**Work required:** From the first line to the last, repeat the data below exactly.

**Records contained in a dataset:**
__________________________________________________

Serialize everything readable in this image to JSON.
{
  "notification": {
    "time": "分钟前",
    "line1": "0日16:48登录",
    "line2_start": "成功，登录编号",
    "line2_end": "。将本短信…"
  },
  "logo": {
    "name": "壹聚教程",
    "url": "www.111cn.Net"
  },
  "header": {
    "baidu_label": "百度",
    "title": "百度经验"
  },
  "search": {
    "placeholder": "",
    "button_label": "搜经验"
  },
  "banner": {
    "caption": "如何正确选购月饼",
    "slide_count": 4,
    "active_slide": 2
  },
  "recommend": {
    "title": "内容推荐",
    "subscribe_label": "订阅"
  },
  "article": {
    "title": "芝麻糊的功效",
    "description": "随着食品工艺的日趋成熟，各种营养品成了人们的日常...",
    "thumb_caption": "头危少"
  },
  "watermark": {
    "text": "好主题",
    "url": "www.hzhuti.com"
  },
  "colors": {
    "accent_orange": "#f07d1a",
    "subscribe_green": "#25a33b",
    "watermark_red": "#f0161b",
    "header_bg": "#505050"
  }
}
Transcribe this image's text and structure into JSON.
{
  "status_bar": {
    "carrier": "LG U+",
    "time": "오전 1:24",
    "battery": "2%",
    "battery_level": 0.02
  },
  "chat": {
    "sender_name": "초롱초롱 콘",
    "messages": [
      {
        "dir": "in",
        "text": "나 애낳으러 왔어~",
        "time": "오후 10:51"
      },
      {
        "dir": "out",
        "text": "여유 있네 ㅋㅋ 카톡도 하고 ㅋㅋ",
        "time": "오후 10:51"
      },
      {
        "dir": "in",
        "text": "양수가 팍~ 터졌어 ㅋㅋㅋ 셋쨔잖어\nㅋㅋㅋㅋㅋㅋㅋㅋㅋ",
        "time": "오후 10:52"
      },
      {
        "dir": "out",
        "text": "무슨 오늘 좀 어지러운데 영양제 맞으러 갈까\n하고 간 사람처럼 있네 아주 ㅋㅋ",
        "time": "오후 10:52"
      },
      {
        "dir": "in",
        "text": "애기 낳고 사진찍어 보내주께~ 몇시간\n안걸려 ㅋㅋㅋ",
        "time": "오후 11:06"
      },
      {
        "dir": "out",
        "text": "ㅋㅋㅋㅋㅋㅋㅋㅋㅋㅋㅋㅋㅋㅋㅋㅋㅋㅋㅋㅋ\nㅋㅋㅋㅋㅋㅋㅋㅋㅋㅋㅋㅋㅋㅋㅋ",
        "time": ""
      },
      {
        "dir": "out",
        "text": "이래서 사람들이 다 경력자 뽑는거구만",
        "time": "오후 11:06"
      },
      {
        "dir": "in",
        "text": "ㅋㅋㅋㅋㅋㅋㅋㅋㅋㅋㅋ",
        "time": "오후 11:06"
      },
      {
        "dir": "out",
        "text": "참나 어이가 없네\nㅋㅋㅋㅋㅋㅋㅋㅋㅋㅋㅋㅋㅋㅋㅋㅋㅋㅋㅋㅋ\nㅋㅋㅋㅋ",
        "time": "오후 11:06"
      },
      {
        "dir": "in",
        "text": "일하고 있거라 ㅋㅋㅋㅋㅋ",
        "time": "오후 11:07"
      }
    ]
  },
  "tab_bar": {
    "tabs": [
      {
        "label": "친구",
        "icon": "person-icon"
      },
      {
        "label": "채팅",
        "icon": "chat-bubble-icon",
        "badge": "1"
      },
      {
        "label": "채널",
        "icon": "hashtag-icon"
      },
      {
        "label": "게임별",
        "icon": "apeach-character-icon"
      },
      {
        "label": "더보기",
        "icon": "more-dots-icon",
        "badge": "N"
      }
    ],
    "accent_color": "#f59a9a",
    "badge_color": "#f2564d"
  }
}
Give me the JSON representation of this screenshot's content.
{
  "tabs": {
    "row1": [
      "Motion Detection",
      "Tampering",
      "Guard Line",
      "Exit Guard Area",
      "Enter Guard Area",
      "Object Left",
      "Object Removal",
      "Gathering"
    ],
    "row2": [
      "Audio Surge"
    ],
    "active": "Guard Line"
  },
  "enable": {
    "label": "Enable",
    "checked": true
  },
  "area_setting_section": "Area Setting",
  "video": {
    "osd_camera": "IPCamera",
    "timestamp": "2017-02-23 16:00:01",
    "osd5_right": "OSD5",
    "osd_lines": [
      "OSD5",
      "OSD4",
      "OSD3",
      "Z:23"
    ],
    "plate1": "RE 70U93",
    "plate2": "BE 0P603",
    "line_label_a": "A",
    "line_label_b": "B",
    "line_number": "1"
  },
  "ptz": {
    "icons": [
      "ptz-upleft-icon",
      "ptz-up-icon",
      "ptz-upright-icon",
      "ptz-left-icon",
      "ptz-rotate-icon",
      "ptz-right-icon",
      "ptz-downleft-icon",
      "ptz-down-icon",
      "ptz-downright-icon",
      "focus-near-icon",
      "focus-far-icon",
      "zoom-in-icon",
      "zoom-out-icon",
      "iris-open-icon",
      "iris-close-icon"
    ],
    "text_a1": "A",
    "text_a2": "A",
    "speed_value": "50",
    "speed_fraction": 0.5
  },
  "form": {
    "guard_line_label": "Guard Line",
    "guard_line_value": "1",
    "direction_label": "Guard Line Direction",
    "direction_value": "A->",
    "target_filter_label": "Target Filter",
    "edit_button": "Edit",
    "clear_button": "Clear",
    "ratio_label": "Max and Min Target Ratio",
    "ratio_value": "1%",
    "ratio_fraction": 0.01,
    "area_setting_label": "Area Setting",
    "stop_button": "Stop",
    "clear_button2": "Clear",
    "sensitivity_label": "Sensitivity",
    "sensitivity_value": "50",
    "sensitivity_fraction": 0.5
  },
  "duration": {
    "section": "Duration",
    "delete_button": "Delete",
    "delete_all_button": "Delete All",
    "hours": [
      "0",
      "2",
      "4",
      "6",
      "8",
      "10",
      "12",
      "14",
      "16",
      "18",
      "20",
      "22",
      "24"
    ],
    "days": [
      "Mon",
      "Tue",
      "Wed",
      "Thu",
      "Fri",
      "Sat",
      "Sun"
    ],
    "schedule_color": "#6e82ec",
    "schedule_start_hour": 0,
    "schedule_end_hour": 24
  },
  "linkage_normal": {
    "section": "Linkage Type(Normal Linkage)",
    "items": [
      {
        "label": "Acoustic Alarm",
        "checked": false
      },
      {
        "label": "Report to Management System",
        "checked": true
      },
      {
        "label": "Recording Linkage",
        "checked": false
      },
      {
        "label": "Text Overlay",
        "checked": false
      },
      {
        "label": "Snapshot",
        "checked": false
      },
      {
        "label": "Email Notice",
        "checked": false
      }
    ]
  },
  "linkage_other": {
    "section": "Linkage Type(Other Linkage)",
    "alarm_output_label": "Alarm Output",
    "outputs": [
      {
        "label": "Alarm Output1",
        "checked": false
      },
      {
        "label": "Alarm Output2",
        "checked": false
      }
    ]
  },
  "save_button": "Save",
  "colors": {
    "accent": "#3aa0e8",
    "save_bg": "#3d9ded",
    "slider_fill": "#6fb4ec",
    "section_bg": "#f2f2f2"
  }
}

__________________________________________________

**Result of the exercise:**
Serialize everything readable in this image to JSON.
{
  "notification": {
    "time": "分钟前",
    "line1": "0日16:48登录",
    "line2_start": "成功，登录编号",
    "line2_end": "。将本短信…"
  },
  "logo": {
    "name": "壹聚教程",
    "url": "www.111cn.Net"
  },
  "header": {
    "baidu_label": "百度",
    "title": "百度经验"
  },
  "search": {
    "placeholder": "",
    "button_label": "搜经验"
  },
  "banner": {
    "caption": "如何正确选购月饼",
    "slide_count": 4,
    "active_slide": 2
  },
  "recommend": {
    "title": "内容推荐",
    "subscribe_label": "订阅"
  },
  "article": {
    "title": "芝麻糊的功效",
    "description": "随着食品工艺的日趋成熟，各种营养品成了人们的日常...",
    "thumb_caption": "头危少"
  },
  "watermark": {
    "text": "好主题",
    "url": "www.hzhuti.com"
  },
  "colors": {
    "accent_orange": "#f07d1a",
    "subscribe_green": "#25a33b",
    "watermark_red": "#f0161b",
    "header_bg": "#505050"
  }
}
Transcribe this image's text and structure into JSON.
{
  "status_bar": {
    "carrier": "LG U+",
    "time": "오전 1:24",
    "battery": "2%",
    "battery_level": 0.02
  },
  "chat": {
    "sender_name": "초롱초롱 콘",
    "messages": [
      {
        "dir": "in",
        "text": "나 애낳으러 왔어~",
        "time": "오후 10:51"
      },
      {
        "dir": "out",
        "text": "여유 있네 ㅋㅋ 카톡도 하고 ㅋㅋ",
        "time": "오후 10:51"
      },
      {
        "dir": "in",
        "text": "양수가 팍~ 터졌어 ㅋㅋㅋ 셋쨔잖어\nㅋㅋㅋㅋㅋㅋㅋㅋㅋ",
        "time": "오후 10:52"
      },
      {
        "dir": "out",
        "text": "무슨 오늘 좀 어지러운데 영양제 맞으러 갈까\n하고 간 사람처럼 있네 아주 ㅋㅋ",
        "time": "오후 10:52"
      },
      {
        "dir": "in",
        "text": "애기 낳고 사진찍어 보내주께~ 몇시간\n안걸려 ㅋㅋㅋ",
        "time": "오후 11:06"
      },
      {
        "dir": "out",
        "text": "ㅋㅋㅋㅋㅋㅋㅋㅋㅋㅋㅋㅋㅋㅋㅋㅋㅋㅋㅋㅋ\nㅋㅋㅋㅋㅋㅋㅋㅋㅋㅋㅋㅋㅋㅋㅋ",
        "time": ""
      },
      {
        "dir": "out",
        "text": "이래서 사람들이 다 경력자 뽑는거구만",
        "time": "오후 11:06"
      },
      {
        "dir": "in",
        "text": "ㅋㅋㅋㅋㅋㅋㅋㅋㅋㅋㅋ",
        "time": "오후 11:06"
      },
      {
        "dir": "out",
        "text": "참나 어이가 없네\nㅋㅋㅋㅋㅋㅋㅋㅋㅋㅋㅋㅋㅋㅋㅋㅋㅋㅋㅋㅋ\nㅋㅋㅋㅋ",
        "time": "오후 11:06"
      },
      {
        "dir": "in",
        "text": "일하고 있거라 ㅋㅋㅋㅋㅋ",
        "time": "오후 11:07"
      }
    ]
  },
  "tab_bar": {
    "tabs": [
      {
        "label": "친구",
        "icon": "person-icon"
      },
      {
        "label": "채팅",
        "icon": "chat-bubble-icon",
        "badge": "1"
      },
      {
        "label": "채널",
        "icon": "hashtag-icon"
      },
      {
        "label": "게임별",
        "icon": "apeach-character-icon"
      },
      {
        "label": "더보기",
        "icon": "more-dots-icon",
        "badge": "N"
      }
    ],
    "accent_color": "#f59a9a",
    "badge_color": "#f2564d"
  }
}
Give me the JSON representation of this screenshot's content.
{
  "tabs": {
    "row1": [
      "Motion Detection",
      "Tampering",
      "Guard Line",
      "Exit Guard Area",
      "Enter Guard Area",
      "Object Left",
      "Object Removal",
      "Gathering"
    ],
    "row2": [
      "Audio Surge"
    ],
    "active": "Guard Line"
  },
  "enable": {
    "label": "Enable",
    "checked": true
  },
  "area_setting_section": "Area Setting",
  "video": {
    "osd_camera": "IPCamera",
    "timestamp": "2017-02-23 16:00:01",
    "osd5_right": "OSD5",
    "osd_lines": [
      "OSD5",
      "OSD4",
      "OSD3",
      "Z:23"
    ],
    "plate1": "RE 70U93",
    "plate2": "BE 0P603",
    "line_label_a": "A",
    "line_label_b": "B",
    "line_number": "1"
  },
  "ptz": {
    "icons": [
      "ptz-upleft-icon",
      "ptz-up-icon",
      "ptz-upright-icon",
      "ptz-left-icon",
      "ptz-rotate-icon",
      "ptz-right-icon",
      "ptz-downleft-icon",
      "ptz-down-icon",
      "ptz-downright-icon",
      "focus-near-icon",
      "focus-far-icon",
      "zoom-in-icon",
      "zoom-out-icon",
      "iris-open-icon",
      "iris-close-icon"
    ],
    "text_a1": "A",
    "text_a2": "A",
    "speed_value": "50",
    "speed_fraction": 0.5
  },
  "form": {
    "guard_line_label": "Guard Line",
    "guard_line_value": "1",
    "direction_label": "Guard Line Direction",
    "direction_value": "A->",
    "target_filter_label": "Target Filter",
    "edit_button": "Edit",
    "clear_button": "Clear",
    "ratio_label": "Max and Min Target Ratio",
    "ratio_value": "1%",
    "ratio_fraction": 0.01,
    "area_setting_label": "Area Setting",
    "stop_button": "Stop",
    "clear_button2": "Clear",
    "sensitivity_label": "Sensitivity",
    "sensitivity_value": "50",
    "sensitivity_fraction": 0.5
  },
  "duration": {
    "section": "Duration",
    "delete_button": "Delete",
    "delete_all_button": "Delete All",
    "hours": [
      "0",
      "2",
      "4",
      "6",
      "8",
      "10",
      "12",
      "14",
      "16",
      "18",
      "20",
      "22",
      "24"
    ],
    "days": [
      "Mon",
      "Tue",
      "Wed",
      "Thu",
      "Fri",
      "Sat",
      "Sun"
    ],
    "schedule_color": "#6e82ec",
    "schedule_start_hour": 0,
    "schedule_end_hour": 24
  },
  "linkage_normal": {
    "section": "Linkage Type(Normal Linkage)",
    "items": [
      {
        "label": "Acoustic Alarm",
        "checked": false
      },
      {
        "label": "Report to Management System",
        "checked": true
      },
      {
        "label": "Recording Linkage",
        "checked": false
      },
      {
        "label": "Text Overlay",
        "checked": false
      },
      {
        "label": "Snapshot",
        "checked": false
      },
      {
        "label": "Email Notice",
        "checked": false
      }
    ]
  },
  "linkage_other": {
    "section": "Linkage Type(Other Linkage)",
    "alarm_output_label": "Alarm Output",
    "outputs": [
      {
        "label": "Alarm Output1",
        "checked": false
      },
      {
        "label": "Alarm Output2",
        "checked": false
      }
    ]
  },
  "save_button": "Save",
  "colors": {
    "accent": "#3aa0e8",
    "save_bg": "#3d9ded",
    "slider_fill": "#6fb4ec",
    "section_bg": "#f2f2f2"
  }
}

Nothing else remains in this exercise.